Kolkata: The downturn in the economy does not seem to have affected campus placements at National Law School of India University (NLSIU), Bangalore, the country’s most sought after law school, at a time most peer colleges saw a poor level of placements this year.
Average domestic salary, however, fell to Rs7 lakh from Rs9 lakh last year. NLSIU not only managed to place almost all its students who wanted jobs, it even got new recruiters such as law firms Norton Rose Group and Ashurst. Students of NLSIU secured 18 foreign jobs this year, three more than last year.
UK law firms that have been hiring from the institute for years such as Clifford Chance Llp, Allen and Overy Llp, Linklaters Llp, Simmons and Simmons Llp and Herbert Smith Llp offered students annual salary of £37,000-38,000, which is almost the same as last year, according to Divya Shenoy, a spokesperson for the institute.
Clifford Chance alone hired eight students graduating this year, and made offers to two fourth year students graduating next year. Among consulting firms, Boston Consulting Group Inc. and McKinsey and Co. continued to hire from the institute, added Shenoy in an emailed statement.
Ten out of 63 students opted out of the placements because they either want to practise on their own or would pursue higher studies.
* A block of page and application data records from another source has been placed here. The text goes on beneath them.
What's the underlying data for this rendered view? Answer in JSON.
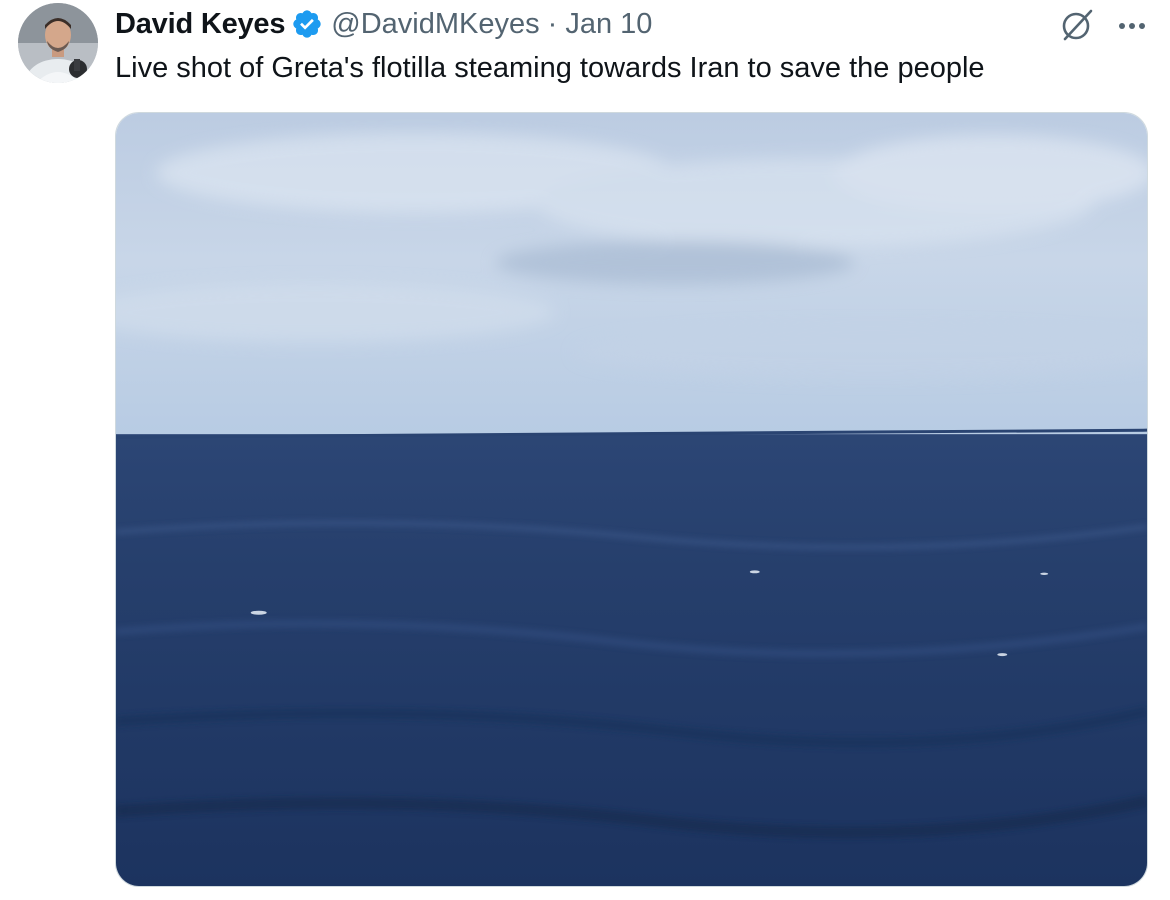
{
  "tweet": {
    "author_name": "David Keyes",
    "handle": "@DavidMKeyes",
    "separator": "·",
    "date": "Jan 10",
    "text": "Live shot of Greta's flotilla steaming towards Iran to save the people",
    "verified": true,
    "icons": {
      "verified": "verified-badge-icon",
      "grok": "grok-icon",
      "more": "more-options-icon"
    },
    "colors": {
      "verified_blue": "#1d9bf0",
      "secondary_text": "#536471",
      "primary_text": "#0f1419"
    },
    "media": {
      "description_kind": "photo",
      "sky_color": "#c9d6e6",
      "sea_color": "#1f3a6b"
    }
  }
}
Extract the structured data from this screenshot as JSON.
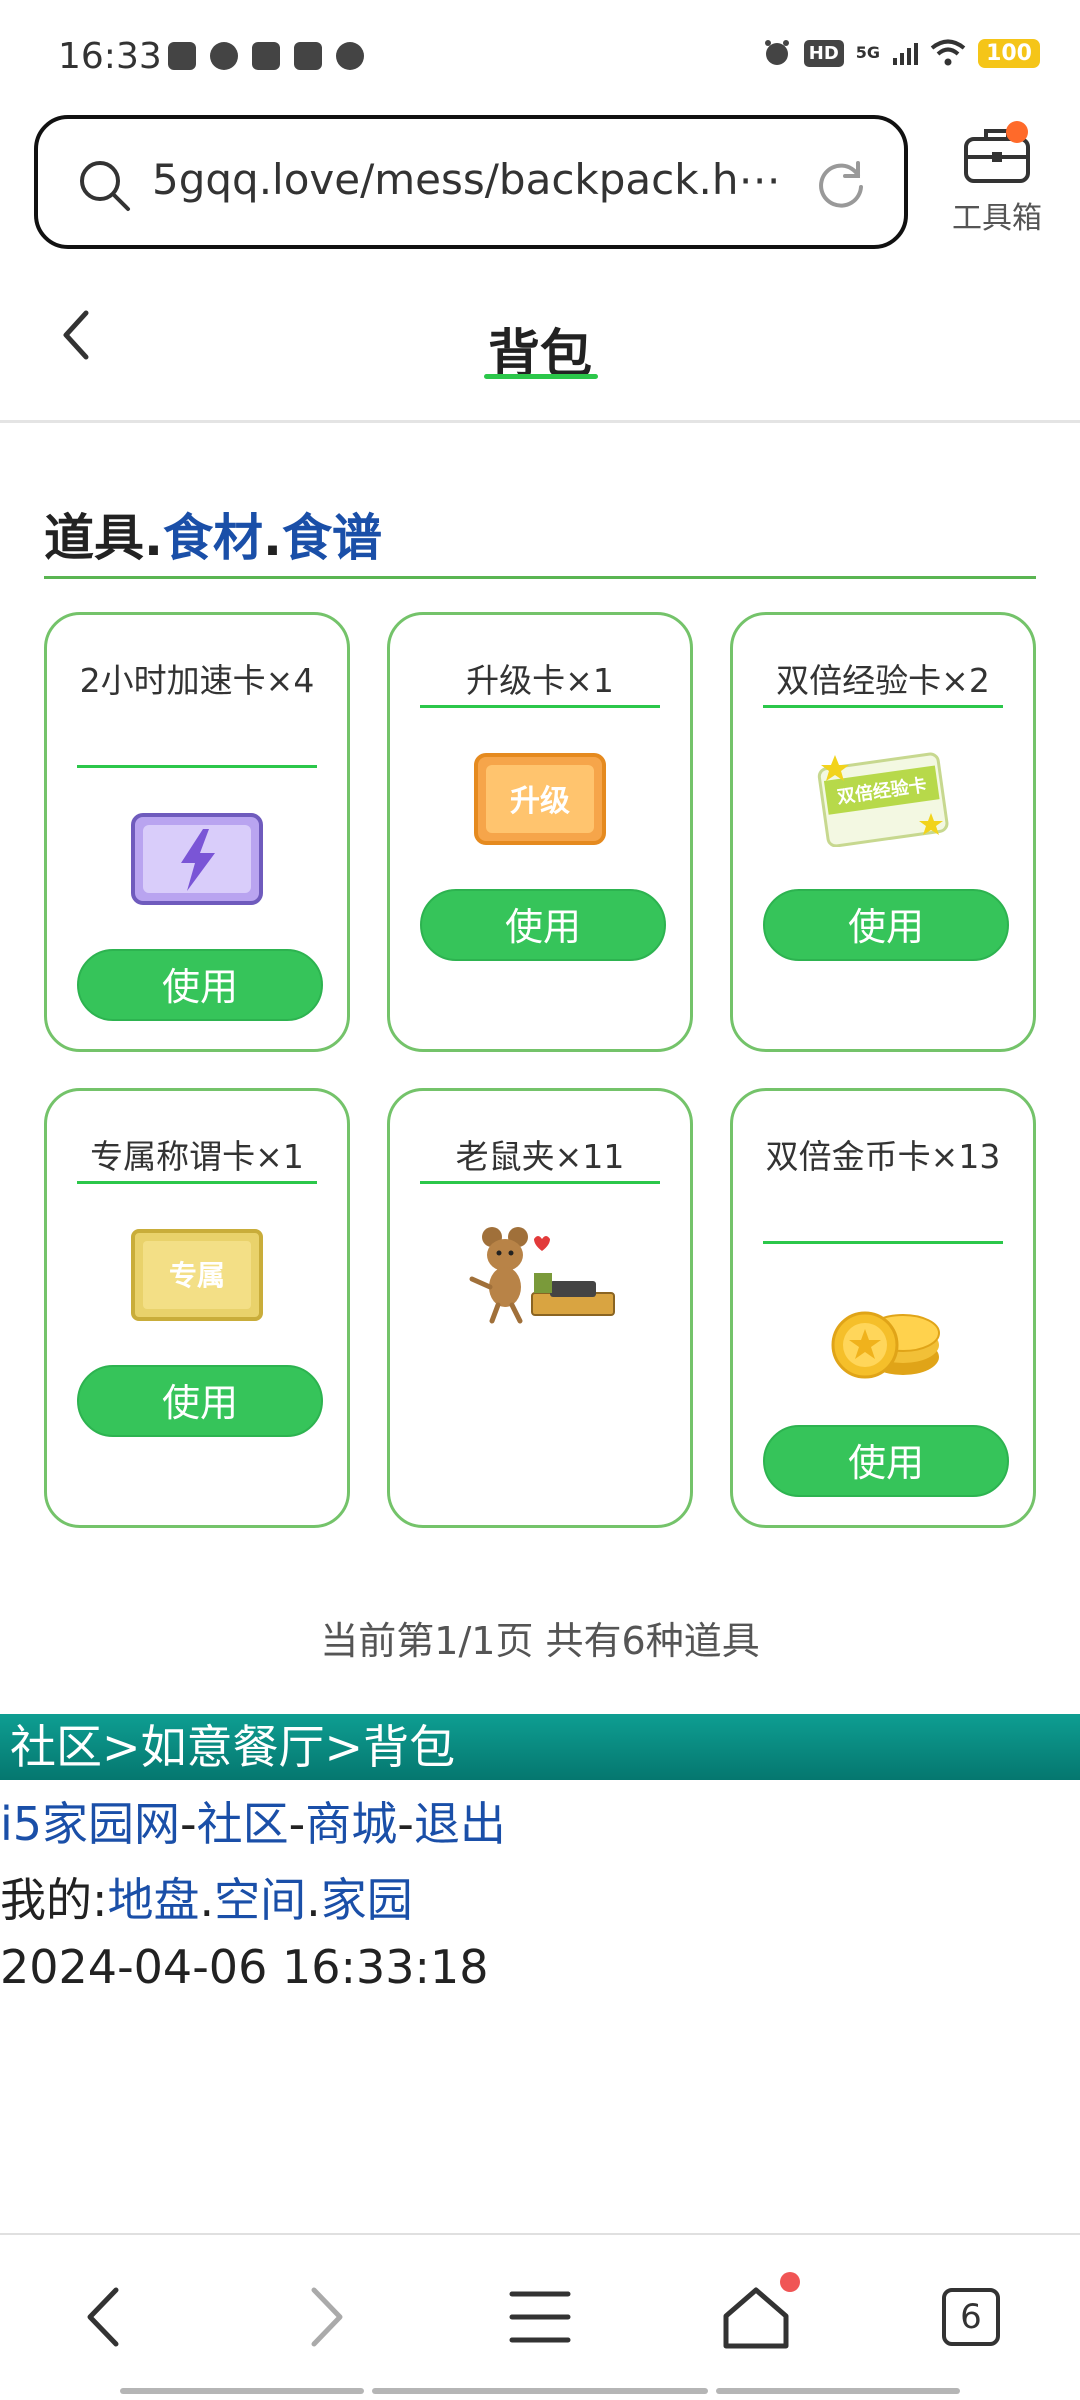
{
  "status_bar": {
    "time": "16:33",
    "network": "5G",
    "hd": "HD",
    "battery": "100"
  },
  "url_bar": {
    "url": "5gqq.love/mess/backpack.h⋯",
    "toolbox_label": "工具箱"
  },
  "header": {
    "title": "背包"
  },
  "section": {
    "tab_items": "道具",
    "sep1": ".",
    "tab_ingredients": "食材",
    "sep2": ".",
    "tab_recipes": "食谱"
  },
  "items": [
    {
      "name": "2小时加速卡×4",
      "icon": "lightning-card-icon",
      "button": "使用"
    },
    {
      "name": "升级卡×1",
      "icon": "upgrade-card-icon",
      "image_text": "升级",
      "button": "使用"
    },
    {
      "name": "双倍经验卡×2",
      "icon": "double-exp-card-icon",
      "image_text": "双倍经验卡",
      "button": "使用"
    },
    {
      "name": "专属称谓卡×1",
      "icon": "exclusive-title-card-icon",
      "image_text": "专属",
      "button": "使用"
    },
    {
      "name": "老鼠夹×11",
      "icon": "mousetrap-icon"
    },
    {
      "name": "双倍金币卡×13",
      "icon": "gold-coins-icon",
      "button": "使用"
    }
  ],
  "pagination": {
    "text": "当前第1/1页 共有6种道具"
  },
  "footer": {
    "breadcrumb": "社区>如意餐厅>背包",
    "link_home": "i5家园网",
    "link_community": "社区",
    "link_mall": "商城",
    "link_logout": "退出",
    "dash": "-",
    "my_prefix": "我的:",
    "link_territory": "地盘",
    "link_space": "空间",
    "link_homeland": "家园",
    "dot": ".",
    "datetime": "2024-04-06 16:33:18"
  },
  "bottom_nav": {
    "tabs_count": "6"
  },
  "colors": {
    "accent_green": "#36c45a",
    "card_border": "#74c36a",
    "link_blue": "#1a4fa8",
    "teal_bar": "#0e9e92"
  }
}
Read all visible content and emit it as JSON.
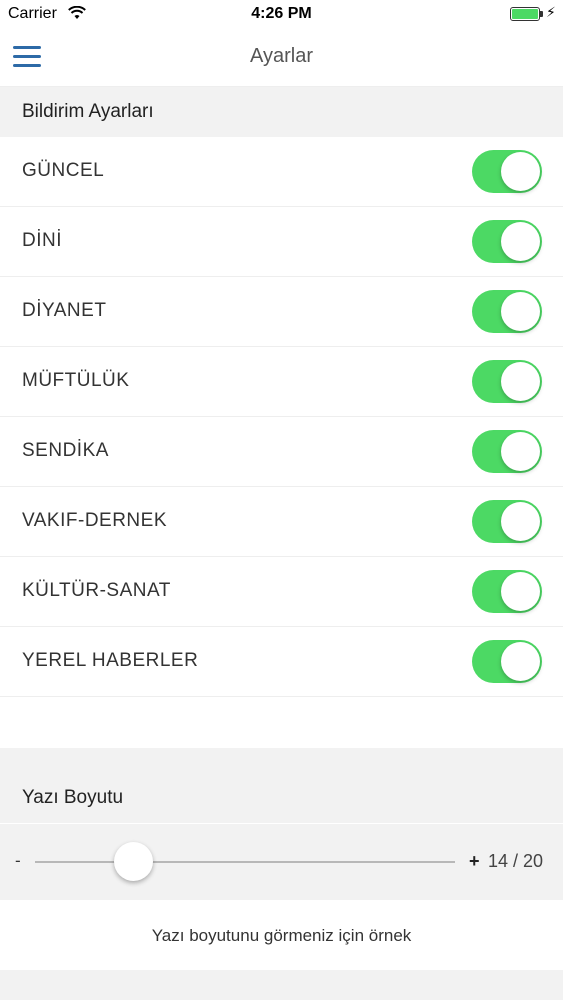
{
  "status_bar": {
    "carrier": "Carrier",
    "time": "4:26 PM",
    "battery_level": 1.0,
    "battery_color": "#4cd964"
  },
  "nav": {
    "title": "Ayarlar",
    "menu_icon": "hamburger-menu-icon",
    "accent_color": "#2d6aa7"
  },
  "notifications": {
    "header": "Bildirim Ayarları",
    "items": [
      {
        "label": "GÜNCEL",
        "enabled": true
      },
      {
        "label": "DİNİ",
        "enabled": true
      },
      {
        "label": "DİYANET",
        "enabled": true
      },
      {
        "label": "MÜFTÜLÜK",
        "enabled": true
      },
      {
        "label": "SENDİKA",
        "enabled": true
      },
      {
        "label": "VAKIF-DERNEK",
        "enabled": true
      },
      {
        "label": "KÜLTÜR-SANAT",
        "enabled": true
      },
      {
        "label": "YEREL HABERLER",
        "enabled": true
      }
    ],
    "toggle_on_color": "#4cd964"
  },
  "font_size": {
    "header": "Yazı Boyutu",
    "minus_label": "-",
    "plus_label": "+",
    "value_text": "14 / 20",
    "value": 14,
    "max": 20,
    "sample_text": "Yazı boyutunu görmeniz için örnek"
  }
}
So far, 49 students have secured jobs; only four have not been placed yet.
There was, however, a lot of apprehension initially, and the institute felt it would be difficult placing all its students. “We decided to delay campus placements till April because we thought the economy would improve, but it didn’t and the decision backfired on us. Many Indian law firms said they hired fewer people from our institute this year because they had already hired from other law schools. We are very happy that we could yet place almost all our students,” said Kushal Bhimjiani, a fourth year student, and the institute’s head for external communications.
Among Indian firms that hired were Amarchand Mangaldas and Suresh A Shroff and Co., Luthra and Luthra Law Offices, Bank of Baroda and market regulator Securities and Exchange Board of India.
Mint had reported on 19 March that law schools such as National Law Institute University in Bhopal and West Bengal National University of Juridical Sciences in Kolkata have had poor placements this year. Jodhpur’s National Law University had bucked the trend by placing 61 of its 73 students.
Placements at the Bangalore law school are coordinated by students, said V. Nagaraj, a professor and its registrar. “We encourage students to practise on their own, but most students want high-paying jobs immediately after completing the course. Had our statutes permitted and the college administration been involved, placements could have been even better,” he added.